Quick Links

Quick Links

Beech Hill Primary School

Online Safety

Keeping Your Child Safe Online

At Beech Hill Primary, we recognise that the majority of our learners are all using the internet through a variety of different platforms. Online safety is an integral part of our children’s education in today’s digital world and is embedded in their learning at school. 

Protecting Children Online - Advice to Parents Carers


Acceptable Internet Policy


Useful Websites

thinkuknow - by the National Crime Agency - Child Exploitation and Online Protection command (NCA-CEOP) provides resources for parents and carers and children of all ages to help keep children safe online.

childnet - has developed guidance for parents and carers to begin a conversation about online safety, as well as guidance on keeping under-fives safe online

parentzone - is a collaboration between Parent Zone and NCA-CEOP, providing support and guidance for parents and carers related to the digital world from leading experts and organisations

nspcc - has guidance for parents and carers to help keep children safe online

saferinternet - provides tips and advice for parents and carers to keep children safe online - you can also report any harmful content found online through the UK Safer Internet Centre

The CEOP (Child Exploitation and Online Protection Centre) - YouTube channel has some excellent videos about their latest campaigns and how to report items to sites such as Facebook, Twitter and Instagram

Vodafone - Vodafone have lots of fantastic practical advice for parents. You can also read their 'Digital Parenting' magazine.

kidsmart - An award-winning internet safety programme for children.

familylives - Information and advice about bullying for children, parents and schools.

kidscape - An organisation which helps to prevent bullying and child abuse. 

childline - ChildLine is the free helpline for children and young people in the UK


Online Safety at Home

We would like to share advice with parents and carers so that you can keep your children safer online at home.

Setting ground rules

  • Discuss and agree, as a family, how learners should be using the internet at home, with the aim of ensuring that any access is appropriate to your child’s age and ability.
  • Ask your children what they think is and isn’t acceptable to do online, then add your own rules and boundaries to that list.
  • Decide what information should not be revealed online, such as contact information and photos. Agree rules for making and meeting online friends.
  • Set clear boundaries relating to webcams, video chat, live streaming and live voice on different devices. Even when children are talking to people they know, they can still encounter risks. 
  • Explore how to create strong passwords and discuss how to keep them safe, e.g. not sharing them with their friends or using the same password for several accounts.
  • Try writing down “ground rules” as a visual reminder Click here for a template “family agreement”.
  • Remember these are whole family rules, so consider your own use of the internet and lead by example.
  • Share quality time together. Consider nominating ‘tech-free’ areas or times, such as your child’s bedroom or dinner time, where you can give each other undivided attention and share offline experiences, like reading a book together.

Parental Control
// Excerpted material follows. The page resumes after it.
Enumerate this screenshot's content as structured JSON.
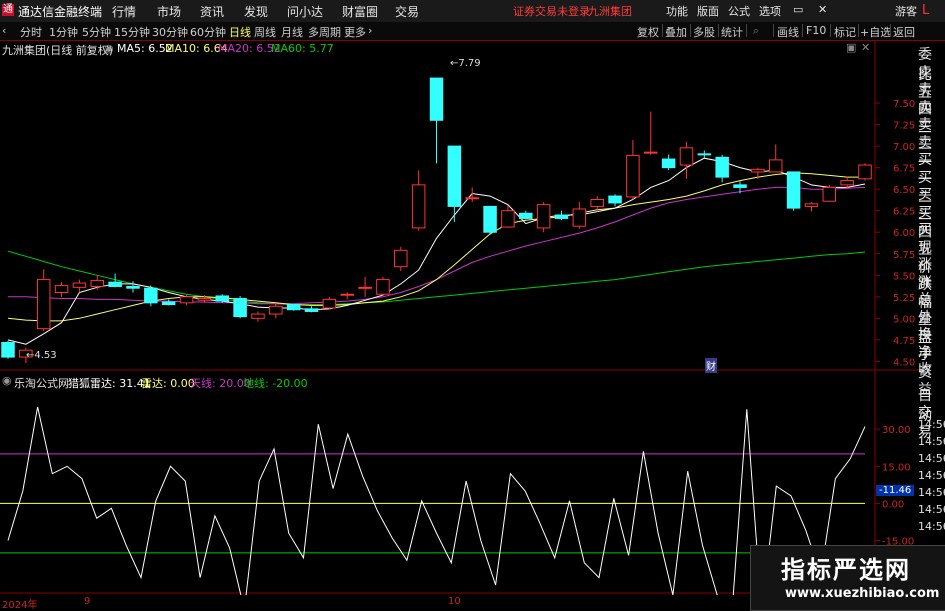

  • Install antivirus software and secure your internet connection.
  • More advice on online security can be accessed here.
  • Make the most of the parental controls on your children’s internet-enabled devices and games consoles to help restrict inappropriate content. They can also help you manage how much time your child spends online.
  • Do your research and select the tools which are most suitable to you, your child and the technology in your home. Find more information on parental controls at: www.internetmatters.org and  www.saferinternet.org.uk/advice-and-resources/a-parents-guide
  • Set up filters on internet search engines.
  • Ensure your child understands that parental controls are in place to protect them, not restrict them. Some children will actively work around parental controls if they feel constrained without knowing why.
  • Read parental guidance and safety recommendations for games, apps or websites before allowing your child to use them. 

The following guides provide balanced information to help you make informed decisions:




Be aware that parental control tools and filters are not always 100% effective and you can’t rely on them alone to protect your child online.

PEGI Age Ratings

Age ratings are systems used to ensure that entertainment content, such as games, but also films, tv shows or mobile apps, is clearly labelled with a minimum age recommendation based on the content they have. These age ratings provide guidance to consumers, parents in particular, to help them decide whether or not to buy a particular product for a child.

The PEGI rating considers the age suitability of a game, not the level of difficulty. A PEGI 3 game will not contain any inappropriate content, but can sometimes be too difficult to master for younger children. Reversely, there are PEGI 18 games that are very easy to play, yet they contain elements that make them inappropriate for a younger audience.

Here are some popular apps/ platforms and their ratings;


PEGI Rating








18 (13 – 17 with parental consent)






Gaming Information Posters

Social Media Posters